Some states have started passing individual laws based on the nexus factor of a physical presence within the state. In that case, you are physically there and may be liable for sales tax in that state--even for a one-time event. Do your homework carefully if you hold a book signing in another state, and you will be responsible for managing the funds yourself.

Here's the deal for Internet sales tax
You must pay local state sales tax for any consumer that buys from you who lives in your state. Also, you must pay a separate county sales tax for the county in which that consumer lives. This is traceable through the address to which you are mailing the product if you are ever audited. 

You do not have to pay a sales tax for out-of-state consumers. Once again, consumers are technically and legally responsible for untaxed purchases they make outside their state to their state. 

Selling products over a website or by catalog and shipping them to a state does not trigger a sales tax collection obligation because such activity does not constitute a physical presence.
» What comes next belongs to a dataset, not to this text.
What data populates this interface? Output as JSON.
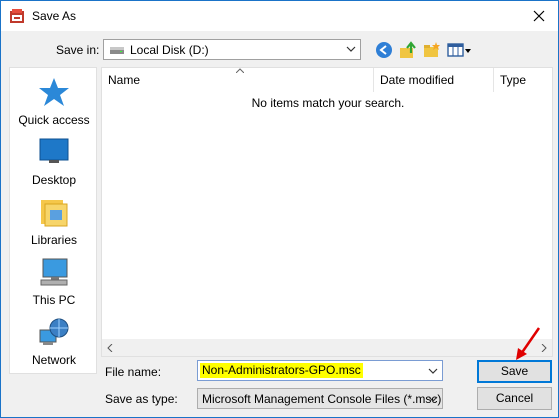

The U.S. Supreme Court confirmed that such activities do not create nexus in 1992 in Quill Corp. v. North Dakota (504 U.S. 298).

My reflection and personal decision
Most consumers aren't even aware that they are responsible for reporting these out-of-state purchases, and I questioned this as there are lots of unpaid sales tax--especially over the Internet and at local fairs and festivities. I was informed that state governments are aware of this and are working on a solution. In the meantime, this is the way it is. So my advice is to pay attention to new laws as they are passed in regard to sales tax and do your research on book signings outside your state.

I would love to sell hundreds of thousands of copies of my books--even millions, but the reality is that I probably won't. Therefore, for the time being, I will not charge a sales tax  to my consumers at local events or through the Internet. I will simply pay the sales tax fees as they are likely to be minimal for the first few years. Most of my sales will be through chain books stores and online places such as Amazon. I felt it gave an unfair impression to NC residents who might want to purchase a signed book from me if they had to pay a sales tax and anyone outside of NC didn't--especially since most of them wouldn't (know to) report the sales tax to their own state.

If, however, I find that my sales volume is much higher than I anticipated through the Internet, I may change my decision based on affordability.